A parabolic dish-shaped reflector concentrates sunlight on to a receiver located at the focal point of the dish. The concentrated beam radiation is absorbed into a receiver to heat a fluid or gas (air) to approximately 750°C. This fluid or gas is then used to generate electricity in a small piston or Sterling engine or a micro turbine, attached to the receiver. The troughs are usually designed to track the Sun along one axis, predominantly north–south.
Linear Fresnel Reflector (LFR): An array of nearly-flat reflectors concentrates solar radiation onto elevated inverted linear receivers. Water flows through the receivers and is converted into steam. This system is line-concentrating, similar to a parabolic trough, with the advantages of low costs for structural support and reflectors, fixed fluid joints, a receiver separated from the reflector system, and long focal lengths that allow the use of flat mirrors. The technology is seen as a potentially low-cost alternative to trough technology for the production of solar process heat.
In the last five years, the industry has expanded rapidly from a newly-introduced technology to become a mass-produced and mainstream energy generation solution. CSP installations were providing just 436 MW of the world’s electricity generation at the end of 2008. Projects under construction at the time of writing, mostly in Spain, will add at least another 1,000 MW by around 2011. In the USA, projects adding up to further 7,000 MW are under planning and development plus 10,000 GW in Spain, which could all come online by 2017.
The main benefit of CSP systems is in replacing the power generated by fossil fuels, and therefore reducing the greenhouse gas emissions the cause of climate change. Each square meter of concentrator surface, for example, is enough to avoid 200 to 300 kilograms (kg) of CO2 each year, depending on its configuration. Typical power plants are made up of hundreds of concentrators arranged in arrays. The life-cycle assessment of the components together with the land-surface impacts of CSP systems indicate that it takes around five months to ‘pay back’ the energy used to manufacture and install the equipment.
The cost of solar thermal power is dropping. Experience in the US shows that today’s generation costs are about 15 US cents/kWh for solar generated electricity at sites with very good solar radiation, with predicted ongoing costs as low as 8 cents / kWh in some circumstances.
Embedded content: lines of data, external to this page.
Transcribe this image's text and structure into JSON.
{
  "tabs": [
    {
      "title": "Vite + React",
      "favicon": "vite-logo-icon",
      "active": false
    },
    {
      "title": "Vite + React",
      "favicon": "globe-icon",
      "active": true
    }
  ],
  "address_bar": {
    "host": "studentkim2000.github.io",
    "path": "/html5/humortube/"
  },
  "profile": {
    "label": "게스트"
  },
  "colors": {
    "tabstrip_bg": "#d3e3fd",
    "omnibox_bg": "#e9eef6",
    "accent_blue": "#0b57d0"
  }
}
The technology development is on a steep learning curve, and the factors that will reduce costs are technology improvements, mass production, economies of scale and improved operation. CSP is becoming competitive with conventional, fossil-fuelled peak and mid-load power stations. Adding more CSP systems to the grid can help keep the costs of electricity stable, and avoid drastic price rises as fuel scarcity and carbon costs take effect.